**Exercise:** The records that follow are to be reproduced verbatim.

**Data section:**
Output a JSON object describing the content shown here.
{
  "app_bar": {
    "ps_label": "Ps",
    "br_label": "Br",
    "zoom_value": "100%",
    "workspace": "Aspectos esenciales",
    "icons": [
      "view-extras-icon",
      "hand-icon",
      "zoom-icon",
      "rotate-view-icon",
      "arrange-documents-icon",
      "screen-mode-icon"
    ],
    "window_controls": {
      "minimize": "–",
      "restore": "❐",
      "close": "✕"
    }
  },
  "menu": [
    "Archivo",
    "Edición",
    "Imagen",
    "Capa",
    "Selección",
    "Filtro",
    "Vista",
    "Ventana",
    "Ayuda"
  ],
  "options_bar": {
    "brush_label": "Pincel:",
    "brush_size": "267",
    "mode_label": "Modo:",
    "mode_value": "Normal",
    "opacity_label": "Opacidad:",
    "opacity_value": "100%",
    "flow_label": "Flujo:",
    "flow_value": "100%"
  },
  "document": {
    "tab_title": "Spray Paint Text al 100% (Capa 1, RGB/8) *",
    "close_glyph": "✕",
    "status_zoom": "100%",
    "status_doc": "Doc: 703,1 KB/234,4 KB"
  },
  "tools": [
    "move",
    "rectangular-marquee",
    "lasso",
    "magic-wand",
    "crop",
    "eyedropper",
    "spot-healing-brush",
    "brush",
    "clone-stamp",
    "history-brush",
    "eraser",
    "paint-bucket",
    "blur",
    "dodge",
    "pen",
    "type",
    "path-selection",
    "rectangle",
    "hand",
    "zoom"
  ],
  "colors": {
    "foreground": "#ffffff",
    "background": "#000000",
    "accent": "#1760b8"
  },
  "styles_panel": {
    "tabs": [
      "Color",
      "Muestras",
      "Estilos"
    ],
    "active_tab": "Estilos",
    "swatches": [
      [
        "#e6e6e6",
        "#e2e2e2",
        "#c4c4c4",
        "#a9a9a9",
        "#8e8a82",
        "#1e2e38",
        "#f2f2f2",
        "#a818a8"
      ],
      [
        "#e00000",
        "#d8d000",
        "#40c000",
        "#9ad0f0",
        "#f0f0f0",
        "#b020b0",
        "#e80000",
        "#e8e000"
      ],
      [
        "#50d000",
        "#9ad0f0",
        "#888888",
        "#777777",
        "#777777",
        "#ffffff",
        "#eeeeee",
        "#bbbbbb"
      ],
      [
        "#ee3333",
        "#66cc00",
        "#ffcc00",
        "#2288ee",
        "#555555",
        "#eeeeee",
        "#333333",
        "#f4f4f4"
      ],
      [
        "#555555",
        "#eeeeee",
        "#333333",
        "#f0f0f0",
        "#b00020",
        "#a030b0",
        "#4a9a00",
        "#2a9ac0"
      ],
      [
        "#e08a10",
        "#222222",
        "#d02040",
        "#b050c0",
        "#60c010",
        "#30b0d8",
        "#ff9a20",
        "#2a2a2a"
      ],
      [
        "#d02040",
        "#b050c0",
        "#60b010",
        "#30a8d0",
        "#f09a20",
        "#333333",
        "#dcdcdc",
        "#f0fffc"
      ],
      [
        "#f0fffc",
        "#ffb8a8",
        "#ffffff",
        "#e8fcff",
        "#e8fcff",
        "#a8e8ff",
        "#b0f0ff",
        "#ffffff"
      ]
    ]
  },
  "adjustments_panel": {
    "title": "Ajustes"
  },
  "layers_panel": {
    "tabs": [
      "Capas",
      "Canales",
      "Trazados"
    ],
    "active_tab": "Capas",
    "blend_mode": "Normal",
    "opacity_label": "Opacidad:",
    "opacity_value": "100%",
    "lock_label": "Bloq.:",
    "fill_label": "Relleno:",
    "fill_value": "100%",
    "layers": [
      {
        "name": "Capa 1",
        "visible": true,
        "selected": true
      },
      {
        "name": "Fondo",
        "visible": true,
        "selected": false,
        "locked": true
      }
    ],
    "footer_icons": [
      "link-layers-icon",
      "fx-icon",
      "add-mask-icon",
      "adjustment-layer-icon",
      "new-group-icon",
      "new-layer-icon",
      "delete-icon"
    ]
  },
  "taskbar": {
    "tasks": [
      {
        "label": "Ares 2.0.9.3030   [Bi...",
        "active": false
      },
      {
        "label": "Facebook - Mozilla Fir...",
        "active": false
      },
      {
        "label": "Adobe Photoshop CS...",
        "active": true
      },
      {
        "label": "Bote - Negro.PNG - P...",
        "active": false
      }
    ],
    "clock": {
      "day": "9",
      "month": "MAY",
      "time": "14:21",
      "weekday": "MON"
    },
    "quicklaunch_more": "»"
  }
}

**Response to the exercise:**
Output a JSON object describing the content shown here.
{
  "app_bar": {
    "ps_label": "Ps",
    "br_label": "Br",
    "zoom_value": "100%",
    "workspace": "Aspectos esenciales",
    "icons": [
      "view-extras-icon",
      "hand-icon",
      "zoom-icon",
      "rotate-view-icon",
      "arrange-documents-icon",
      "screen-mode-icon"
    ],
    "window_controls": {
      "minimize": "–",
      "restore": "❐",
      "close": "✕"
    }
  },
  "menu": [
    "Archivo",
    "Edición",
    "Imagen",
    "Capa",
    "Selección",
    "Filtro",
    "Vista",
    "Ventana",
    "Ayuda"
  ],
  "options_bar": {
    "brush_label": "Pincel:",
    "brush_size": "267",
    "mode_label": "Modo:",
    "mode_value": "Normal",
    "opacity_label": "Opacidad:",
    "opacity_value": "100%",
    "flow_label": "Flujo:",
    "flow_value": "100%"
  },
  "document": {
    "tab_title": "Spray Paint Text al 100% (Capa 1, RGB/8) *",
    "close_glyph": "✕",
    "status_zoom": "100%",
    "status_doc": "Doc: 703,1 KB/234,4 KB"
  },
  "tools": [
    "move",
    "rectangular-marquee",
    "lasso",
    "magic-wand",
    "crop",
    "eyedropper",
    "spot-healing-brush",
    "brush",
    "clone-stamp",
    "history-brush",
    "eraser",
    "paint-bucket",
    "blur",
    "dodge",
    "pen",
    "type",
    "path-selection",
    "rectangle",
    "hand",
    "zoom"
  ],
  "colors": {
    "foreground": "#ffffff",
    "background": "#000000",
    "accent": "#1760b8"
  },
  "styles_panel": {
    "tabs": [
      "Color",
      "Muestras",
      "Estilos"
    ],
    "active_tab": "Estilos",
    "swatches": [
      [
        "#e6e6e6",
        "#e2e2e2",
        "#c4c4c4",
        "#a9a9a9",
        "#8e8a82",
        "#1e2e38",
        "#f2f2f2",
        "#a818a8"
      ],
      [
        "#e00000",
        "#d8d000",
        "#40c000",
        "#9ad0f0",
        "#f0f0f0",
        "#b020b0",
        "#e80000",
        "#e8e000"
      ],
      [
        "#50d000",
        "#9ad0f0",
        "#888888",
        "#777777",
        "#777777",
        "#ffffff",
        "#eeeeee",
        "#bbbbbb"
      ],
      [
        "#ee3333",
        "#66cc00",
        "#ffcc00",
        "#2288ee",
        "#555555",
        "#eeeeee",
        "#333333",
        "#f4f4f4"
      ],
      [
        "#555555",
        "#eeeeee",
        "#333333",
        "#f0f0f0",
        "#b00020",
        "#a030b0",
        "#4a9a00",
        "#2a9ac0"
      ],
      [
        "#e08a10",
        "#222222",
        "#d02040",
        "#b050c0",
        "#60c010",
        "#30b0d8",
        "#ff9a20",
        "#2a2a2a"
      ],
      [
        "#d02040",
        "#b050c0",
        "#60b010",
        "#30a8d0",
        "#f09a20",
        "#333333",
        "#dcdcdc",
        "#f0fffc"
      ],
      [
        "#f0fffc",
        "#ffb8a8",
        "#ffffff",
        "#e8fcff",
        "#e8fcff",
        "#a8e8ff",
        "#b0f0ff",
        "#ffffff"
      ]
    ]
  },
  "adjustments_panel": {
    "title": "Ajustes"
  },
  "layers_panel": {
    "tabs": [
      "Capas",
      "Canales",
      "Trazados"
    ],
    "active_tab": "Capas",
    "blend_mode": "Normal",
    "opacity_label": "Opacidad:",
    "opacity_value": "100%",
    "lock_label": "Bloq.:",
    "fill_label": "Relleno:",
    "fill_value": "100%",
    "layers": [
      {
        "name": "Capa 1",
        "visible": true,
        "selected": true
      },
      {
        "name": "Fondo",
        "visible": true,
        "selected": false,
        "locked": true
      }
    ],
    "footer_icons": [
      "link-layers-icon",
      "fx-icon",
      "add-mask-icon",
      "adjustment-layer-icon",
      "new-group-icon",
      "new-layer-icon",
      "delete-icon"
    ]
  },
  "taskbar": {
    "tasks": [
      {
        "label": "Ares 2.0.9.3030   [Bi...",
        "active": false
      },
      {
        "label": "Facebook - Mozilla Fir...",
        "active": false
      },
      {
        "label": "Adobe Photoshop CS...",
        "active": true
      },
      {
        "label": "Bote - Negro.PNG - P...",
        "active": false
      }
    ],
    "clock": {
      "day": "9",
      "month": "MAY",
      "time": "14:21",
      "weekday": "MON"
    },
    "quicklaunch_more": "»"
  }
}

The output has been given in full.